Despite the internet saying different, there's really only one part of Venice that smells a bit funky - the fish market. Avoid at all costs! We wander through the cute little streets for absolute hours, eating gelato and avoiding the ridiculously-priced designer shops. My main purchase of the day is a sailor hat that is destined to adorn my head for at least the next week. We dine on pasta hilst Avril Lavigne screeches her latest chart topper on the radio. Some things are no different, no matter where you are in the world.
Aroud 4pm we head back to the parking lot to catch the bus back. Aching feet is definitely a small price to pay for a day in such a stunning city.

Verona. It's the creepy hidden track at the end of Hurts' 'Water'. It's the place The Killers headlined that festival called something about Life or Love or Beautiful or Wonderful... (it's called 'A Perfect Day', I had to google it later). But over and above that, it's the city in which Romeo & Juliet was set. Now, whether or not the story was based on any vague form of fact, tourists are 100% happy to trek all the way out here from Venice (an hour on the train) to see what is billed as Juliet's Balcony. Would you judge me if I said I was one of those tourists?

After an hour of walking in the wrong direction in the boiling hot sun  (thanks, mom) we finally walk back to the train station and attempt to catch a bus going in the right direction. What we don't factor in is that today is Sunday, and apparently buses don't run here on Sundays. Cue more walking. We do finally make it into the tourist part of town though, and immdeiately feel the need to feed our stomachs. The internet says that you should never eat meat in Verona, because what is billed as beef is actually horse. Great to know. I settle for a margharita. The pizza that is, not the cocktail. One of those would have bankrupted me.

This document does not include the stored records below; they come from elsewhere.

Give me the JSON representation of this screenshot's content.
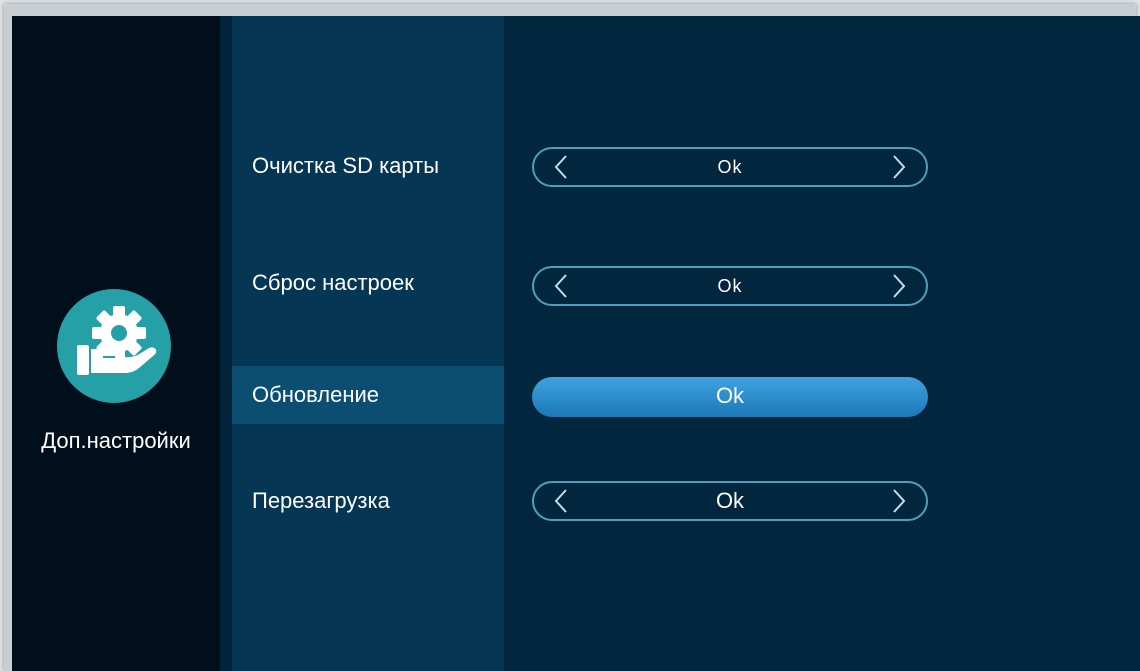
{
  "category": {
    "label": "Доп.настройки",
    "icon": "settings-hand-gear-icon",
    "icon_color": "#24a0a6"
  },
  "menu": {
    "items": [
      {
        "label": "Очистка SD карты",
        "value": "Ok",
        "selected": false
      },
      {
        "label": "Сброс настроек",
        "value": "Ok",
        "selected": false
      },
      {
        "label": "Обновление",
        "value": "Ok",
        "selected": true
      },
      {
        "label": "Перезагрузка",
        "value": "Ok",
        "selected": false
      }
    ]
  },
  "colors": {
    "background": "#03263f",
    "left_column": "#010e1b",
    "menu_column": "#053653",
    "selected_row": "#0b4e72",
    "selector_border": "#4f9fb9",
    "active_button": "#2f8fd0"
  }
}
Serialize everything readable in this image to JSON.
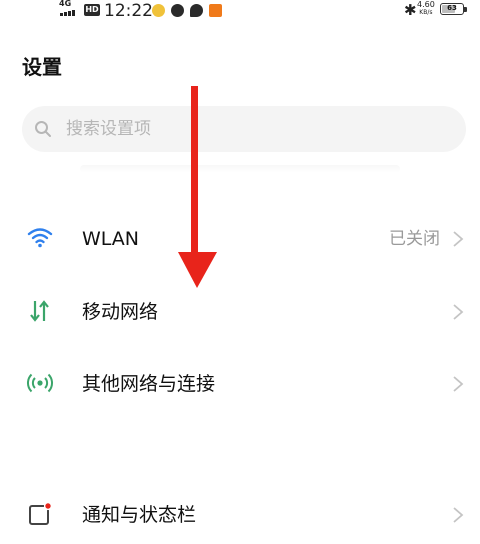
{
  "status_bar": {
    "network": "4G",
    "hd": "HD",
    "time": "12:22",
    "speed_value": "4.60",
    "speed_unit": "KB/s",
    "battery": "63",
    "bluetooth_icon": "bluetooth-icon"
  },
  "page": {
    "title": "设置"
  },
  "search": {
    "placeholder": "搜索设置项"
  },
  "settings": {
    "wlan": {
      "label": "WLAN",
      "value": "已关闭",
      "icon": "wifi-icon"
    },
    "mobile_network": {
      "label": "移动网络",
      "icon": "mobile-data-icon"
    },
    "other_networks": {
      "label": "其他网络与连接",
      "icon": "connection-icon"
    },
    "notifications": {
      "label": "通知与状态栏",
      "icon": "notification-icon"
    }
  },
  "colors": {
    "accent_blue": "#2f80ed",
    "accent_green": "#3ba56a",
    "arrow_red": "#e8241b"
  }
}
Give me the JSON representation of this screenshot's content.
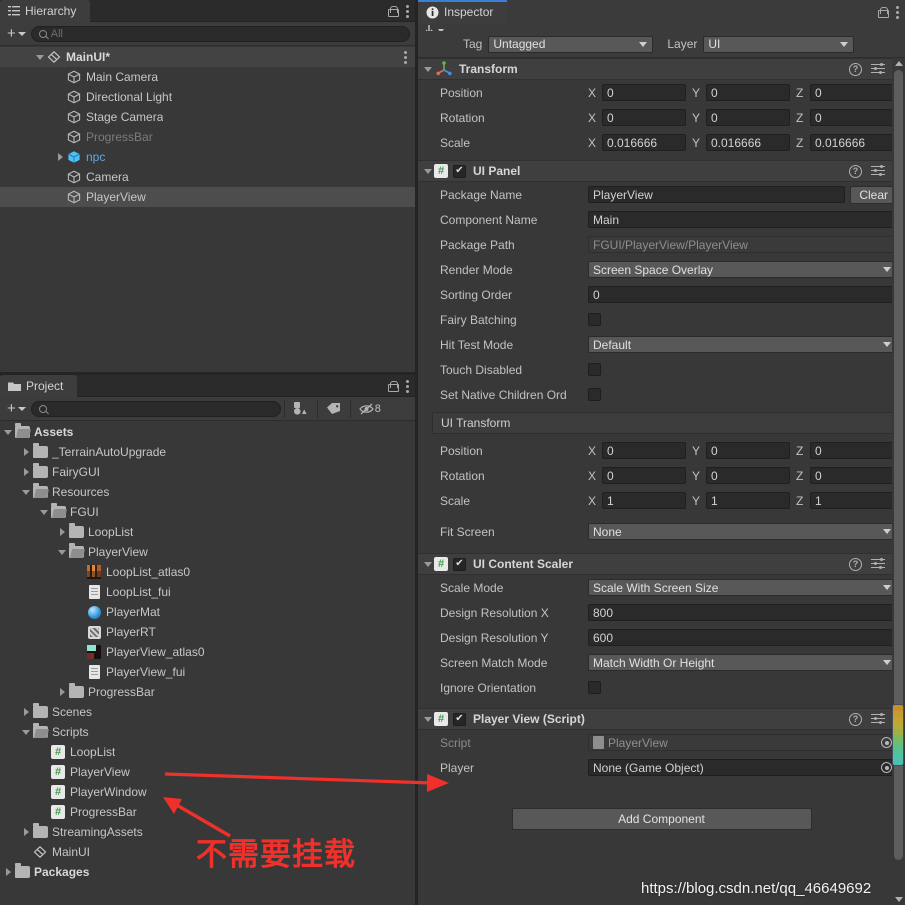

Streets are wandered, and shops are stared into, but the real point of this excursion is trackign down the famed balcony. And thanks to phenomenal navigational skills (read: following the crowds of people in front of us) we are able to do just that. While we can't deal with the queues (or the 10 Euro) to actually go onto the balcony, we're prefectly content with pretending to be Romeo and starring up at it from the ground.
And so the Venetian leg of our journey must come to an end - tomorrow, the Italian travels continue: on to Florence we go!